A warm and cheering Christmas picture book about the joy of giving, perfect for children aged 3-5!
One snowy Christmas eve, the king buys some soft red cloth to make a cloak for the princess – little does he know that the left-over cloth will be used to make presents for many more of the kingdom’s inhabitants, right down to the last teeny bit of cloth made into a scarf, which is just right for the smallest mouse to protect him from the winter chill.
Sparkly foiled jacket makes this an ideal Christmas gift.
All of our paperback picture books come with a free Stories Aloud audio reading.
“This is a delightful tale with a nice rhyming cadence, a well-paced and clever buildup, and satisfying ending. The vibrant acrylic illustrations are charming and filled with action, fine for group storytime or bedtime sharing.”
“Well-paired with Beardshaw’s jovial, wintry mixed-media art, Black’s story of thoughtful gift giving-part Mr. Willowby’s Christmas Tree, part Joseph Had a Little Overcoat-embodies the selflessness of true holiday spirit.”
“A heartwarming Christmas story […] The text has some repeated phrases with which children will be joining in by the end. The illustrations by Rosalind Beardshaw create a warm glow and have a fairy-tale quality to them. I especially love the final double-page spread which sees the givers, the recipients and all the soft red Chrismassy presents skating on the pond.”
“A warm and colourful picture book that celebrates Christmas and the joy of giving […] A delightful story and illustrations with quirky appeal.”
– Kids Life
“A perfectly rounded tale of loving and caring and giving […] Recommended for children aged 3 upwards, this is a lovely book to share as a family.”
– Running Furs
“Heartwarming without being the least bit schmaltzy, both kids and adults will adore the toasty message of this story – packed with festive spirit. Soft, divine illustrations make this a must-have book for collectors – or anyone who celebrates the spirit of Christmas.”
“A delightful and fun picture book with a warm heart and an important message. The book is ideal bedtime reading for any child over two in the run-up to Christmas and beyond […] The writing is rhythmic with just the right amount of repetition and the vibrant and beautiful pictures bring the story to life. Just Right is destined to become a Christmas classic.
“Here’s a Christmas story that really is ‘just right’ for kids aged three and over. It’s funny, kind and so full of Christmas cheer that it brings out the goosebumps. Beardshaw’s vibrant pictures ooze wit and warmth and the rhythmical writing helps little ones understand that giving to your loved ones is just as much fun as receiving.”
“This vibrant English picture book was my pick of the bunch […] It’s Christmas Eve in a wintry kingdom and the king, strolling in the market, buys a beautiful roll of red cloth that’s ‘just right for a grand cloak for the princess’. The princess gets her lovely cloak but there’s lots of cloth left over, which is chucked out and found by a kitchen maid, who thinks the offcuts will make a perfect jacket for her mother.
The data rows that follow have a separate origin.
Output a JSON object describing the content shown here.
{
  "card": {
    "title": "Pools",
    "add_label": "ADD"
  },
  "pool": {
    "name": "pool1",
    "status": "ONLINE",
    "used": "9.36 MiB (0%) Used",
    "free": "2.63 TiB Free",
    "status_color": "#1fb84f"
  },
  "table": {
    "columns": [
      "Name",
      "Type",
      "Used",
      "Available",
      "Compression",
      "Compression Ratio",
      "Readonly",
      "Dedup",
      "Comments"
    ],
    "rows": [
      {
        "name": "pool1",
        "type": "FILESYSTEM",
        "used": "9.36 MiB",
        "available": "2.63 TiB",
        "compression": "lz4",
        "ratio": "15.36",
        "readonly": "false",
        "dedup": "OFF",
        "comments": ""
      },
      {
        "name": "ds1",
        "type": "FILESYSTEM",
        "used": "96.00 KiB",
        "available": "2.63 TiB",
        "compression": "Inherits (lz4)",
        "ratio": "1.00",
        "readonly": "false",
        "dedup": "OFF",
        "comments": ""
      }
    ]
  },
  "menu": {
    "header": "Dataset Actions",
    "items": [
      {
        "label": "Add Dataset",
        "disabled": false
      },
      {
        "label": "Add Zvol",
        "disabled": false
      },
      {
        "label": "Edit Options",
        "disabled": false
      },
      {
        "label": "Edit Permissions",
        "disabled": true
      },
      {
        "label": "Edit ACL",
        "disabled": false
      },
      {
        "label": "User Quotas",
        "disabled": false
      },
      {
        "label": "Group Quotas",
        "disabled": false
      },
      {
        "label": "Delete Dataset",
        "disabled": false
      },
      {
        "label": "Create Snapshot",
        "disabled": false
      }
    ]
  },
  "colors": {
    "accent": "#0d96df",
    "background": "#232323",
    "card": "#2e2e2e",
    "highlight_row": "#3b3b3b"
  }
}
And so it goes, with various people and creatures delightedly picking up other’s scraps, until the end of the chain when a little mouse receives a snazzy red scarf from his mum. Everyone is happy and it’s ‘just how Christmas should feel’.”
“This charming book by Birdie Black contains a truly joyful Christmas message – that giving to your loved ones is just as much fun as receiving.”
– Family Interest
“Just Right is a lovely Christmas story for young readers focusing on what should be important at this time of year. It is my favourite Christmas book published this year for the younger end of the age-range.”
“It’s hard to find a Christmas book that’s about giving without coming across all preachy (you can’t fool kids: Christmas is about receiving) but Just Right by Birdie Black and Rosalind Beardshaw delivers a warm glow with its waste-not-want-not message. The story follows a roll of cloth – “so red and soft and Christmassy” – as it makes a cloak for a princess with the leftover scraps passing down a human/animal hierarchy until it becomes a scarf for a mouse.”